→ **BRIEF**: A single number is expected: the count of lines in the records below that contain "მისულია".

[Interface dataset entries]
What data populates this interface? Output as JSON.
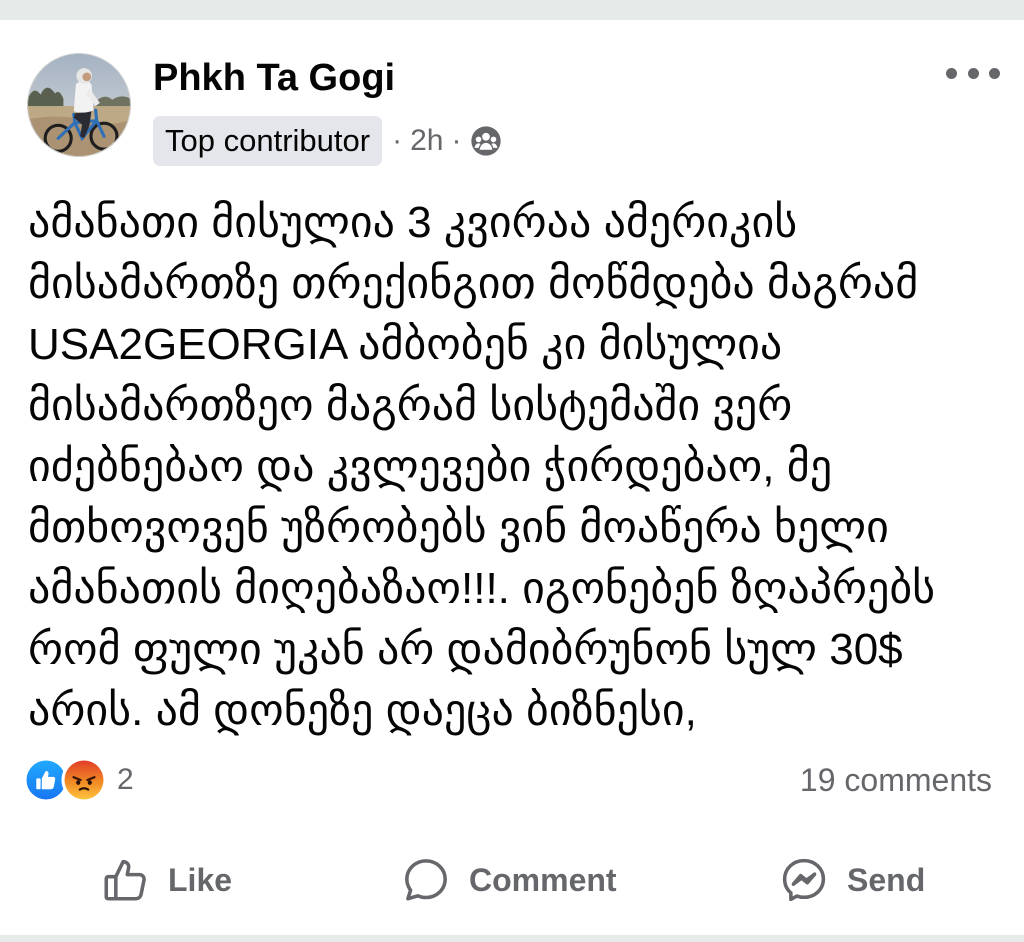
{
  "post": {
    "author": {
      "name": "Phkh Ta Gogi",
      "badge": "Top contributor"
    },
    "meta": {
      "separator": "·",
      "time": "2h"
    },
    "text_lines": [
      "ამანათი მისულია 3 კვირაა ამერიკის",
      "მისამართზე თრექინგით მოწმდება მაგრამ",
      "USA2GEORGIA ამბობენ კი მისულია",
      "მისამართზეო მაგრამ სისტემაში ვერ",
      "იძებნებაო და კვლევები ჭირდებაო, მე",
      "მთხოვოვენ უზრობებს ვინ მოაწერა ხელი",
      "ამანათის მიღებაზაო!!!. იგონებენ ზღაპრებს",
      "რომ ფული უკან არ დამიბრუნონ სულ 30$",
      "არის. ამ დონეზე დაეცა ბიზნესი,"
    ],
    "reactions": {
      "count": "2",
      "comments": "19 comments"
    },
    "actions": {
      "like": "Like",
      "comment": "Comment",
      "send": "Send"
    }
  },
  "icons": {
    "avatar": "profile-photo-cyclist",
    "audience": "friends-icon",
    "more": "more-options-icon",
    "reactions": [
      "like-reaction-icon",
      "angry-reaction-icon"
    ],
    "like_action": "like-icon",
    "comment_action": "comment-icon",
    "send_action": "messenger-send-icon"
  },
  "colors": {
    "text": "#050505",
    "secondary": "#65676B",
    "badge_bg": "#E4E6EB",
    "divider": "#E6EBEA",
    "like_blue": "#1877F2",
    "angry_orange": "#F08A24"
  }
}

→ **OUTPUT BELOW**: 2